The Rambo movies are known for their explosive action and bloody violence, but the popular series' first installment, aptly titled Rambo: First Blood, is quite tame compared to its sequels. Based on David Morrell's 1972 book of the same name, the film follows the eponymous Vietnam veteran John Rambo (Sylvester Stallone) as he gets on the wrong side of a small-town sheriff (Brian Dennehy) who doesn't want him hanging around and upsetting the locals. Unfortunately, this triggers Rambo's memories of his horrific combat experience and all hell breaks loose. While there is plenty of carnage to enjoy, Rambo is primarily a character study about a soldier with PTSD who can't reintegrate into the society he fought to protect.

While Rambo's sequels have been interpreted as jingoistic action movies that care more about kill counts than character development, the franchise is arguably more nuanced than it's given credit for sometimes. However, one need look no further than the first film and its ending to understand the franchise's moral gray areas.

Rambo's ending is a commentary on the treatment of war veterans

Rambo's closing moments see the soldier engaged in a gunfight with the sheriff, which leads to the latter falling through a skylight. As Rambo prepares to finish off the fallen lawman, his former military colonel appears and orders him to surrender. Rambo then bursts into tears and recalls his painful memories of war, while also explaining how terribly he's been treated since returning to the United States. The one-man army is subsequently arrested, though the calm demeanor of the police officers suggests that they are now more sympathetic to his plight. Rambo's breakdown is a cry for help, but he also addresses some issues that resonated with many real-world veterans of the Vietnam war. As History pointed out, some corners of American society shunned soldiers upon their return from the war due to the divisive nature of the conflict itself. The country was embittered, and many of the soldiers who came back traumatized weren't given the help they needed. 

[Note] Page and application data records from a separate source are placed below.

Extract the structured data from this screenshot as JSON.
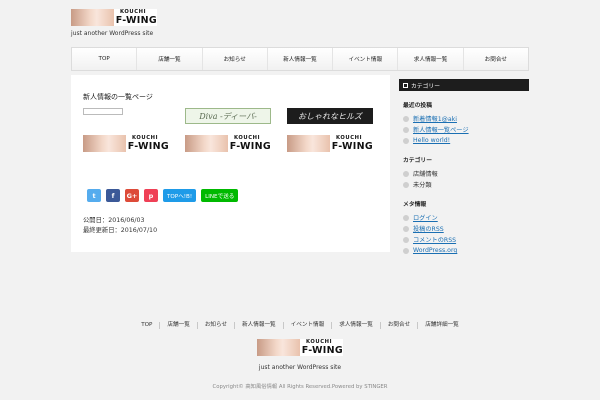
{
  "header": {
    "logo_top": "KOUCHI",
    "logo_bottom": "F-WING",
    "tagline": "just another WordPress site"
  },
  "nav": [
    "TOP",
    "店舗一覧",
    "お知らせ",
    "新人情報一覧",
    "イベント情報",
    "求人情報一覧",
    "お問合せ"
  ],
  "main": {
    "post_title": "新人情報の一覧ページ",
    "banner_dva": "Diva -ディーバ-",
    "banner_hills": "おしゃれなヒルズ",
    "logo_banner_top": "KOUCHI",
    "logo_banner_bottom": "F-WING",
    "share": {
      "twitter": "t",
      "facebook": "f",
      "google": "G+",
      "pocket": "p",
      "top_button": "TOPへ!B!",
      "line_button": "LINEで送る"
    },
    "published": "公開日：2016/06/03",
    "updated": "最終更新日：2016/07/10"
  },
  "sidebar": {
    "header": "カテゴリー",
    "sections": [
      {
        "title": "最近の投稿",
        "items": [
          {
            "text": "新着情報1@aki",
            "link": true
          },
          {
            "text": "新人情報一覧ページ",
            "link": true
          },
          {
            "text": "Hello world!",
            "link": true
          }
        ]
      },
      {
        "title": "カテゴリー",
        "items": [
          {
            "text": "店舗情報",
            "link": false
          },
          {
            "text": "未分類",
            "link": false
          }
        ]
      },
      {
        "title": "メタ情報",
        "items": [
          {
            "text": "ログイン",
            "link": true
          },
          {
            "text": "投稿のRSS",
            "link": true
          },
          {
            "text": "コメントのRSS",
            "link": true
          },
          {
            "text": "WordPress.org",
            "link": true
          }
        ]
      }
    ]
  },
  "footer": {
    "nav": [
      "TOP",
      "店舗一覧",
      "お知らせ",
      "新人情報一覧",
      "イベント情報",
      "求人情報一覧",
      "お問合せ",
      "店舗詳細一覧"
    ],
    "tagline": "just another WordPress site",
    "copyright": "Copyright© 高知風俗情報 All Rights Reserved.Powered by STINGER"
  }
}
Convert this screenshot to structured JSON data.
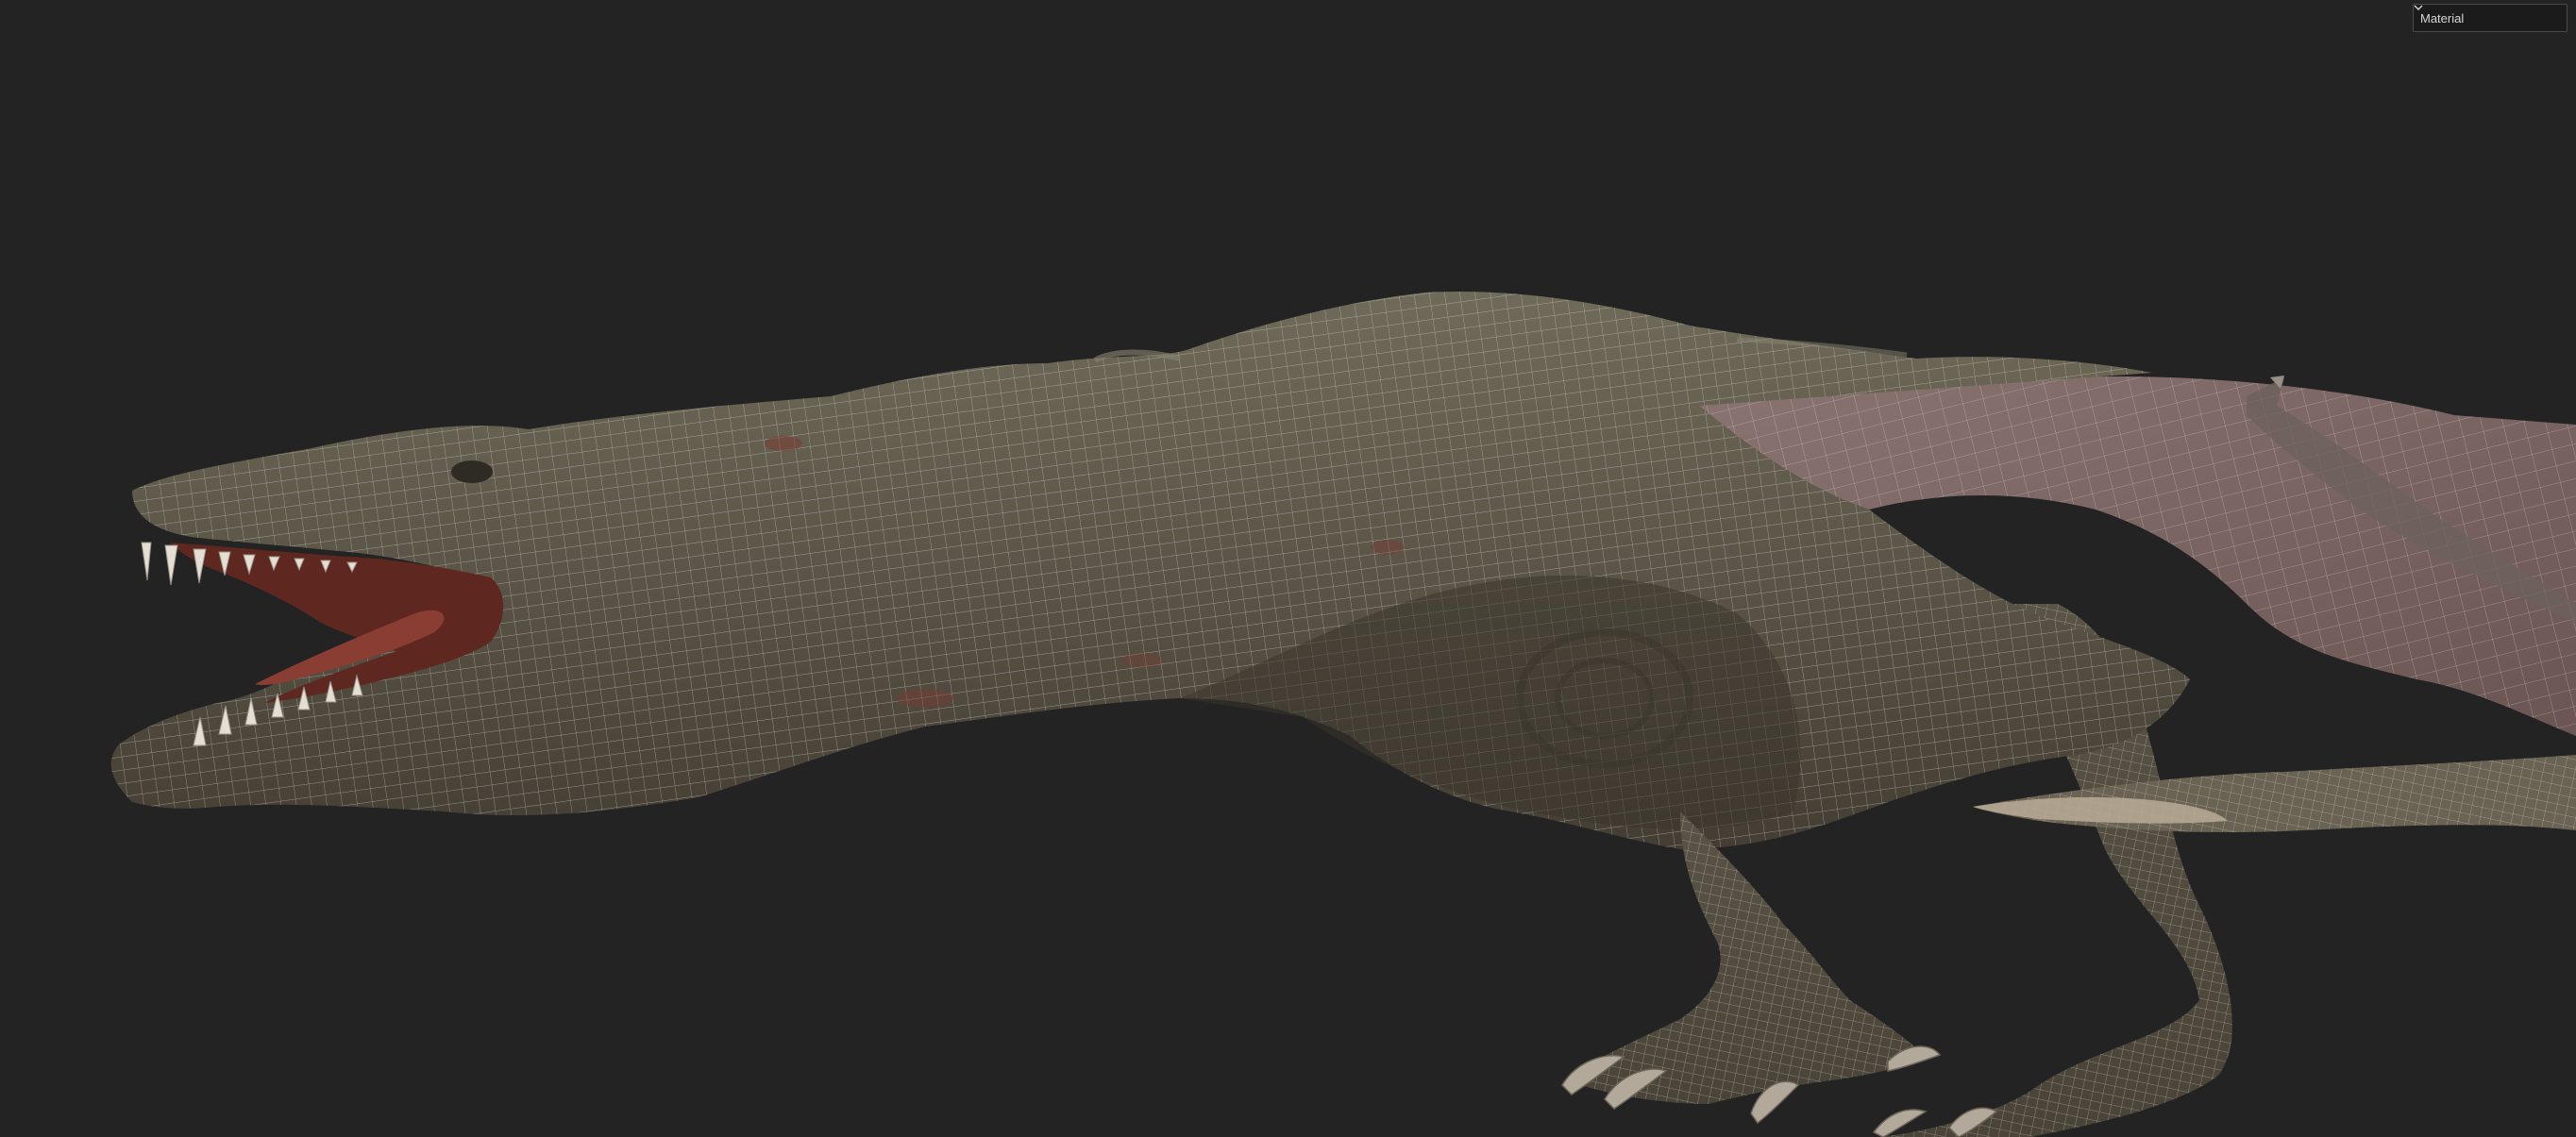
{
  "viewport": {
    "background": "#232323",
    "subject": "dragon-model"
  },
  "shading_dropdown": {
    "selected": "Material",
    "icon": "chevron-down-icon"
  },
  "colors": {
    "skin": "#5f5a4c",
    "skin_dark": "#3f3a31",
    "skin_light": "#7a7463",
    "wing_membrane": "#7e6a68",
    "mouth_interior": "#7a3026",
    "wireframe": "#d9d9d9"
  }
}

The central character's breakdown at the end of Rambo is a powerful moment that aims to address veterans' mental health issues. The scene shows that not all soldiers are remorseless killing machines, as many felt a sense of guilt over their war actions, too. Rambo's ending doesn't shy away from addressing the murkier side of America's actions in Vietnam. However, war is complicated and everyone suffers.

Rambo's original ending was much darker

Rambo and the sheriff both die in the original novel, and the film was originally set to have its own tragic conclusion. As Entertainment Weekly noted, when Ted Kotcheff signed on to direct, he had a bleak vision in mind for the haunted protagonist: Rambo would have killed himself with some help from Kirk Douglas, who was originally cast to play Colonel Trautman. According to Kotcheff, he knew veterans who committed suicide after being shunned by society after returning home from the divisive conflict, and he wanted the movie to reflect that reality. 

When Stallone signed on to star, however, he requested some rewrites, especially in regard to Rambo's emotional finale. While they shot Kotcheff's original vision, Stallone decided that the character deserved to live so that the sheriff wouldn't have seemed like the winner of the battle. On top of that, the test audiences weren't fans of the downer ending as they felt Rambo deserved a chance at redemption. The decision proved to be the best one for the studio in the end too, as the film spawned a hit action franchise from which we may see another Rambo sequel at some point.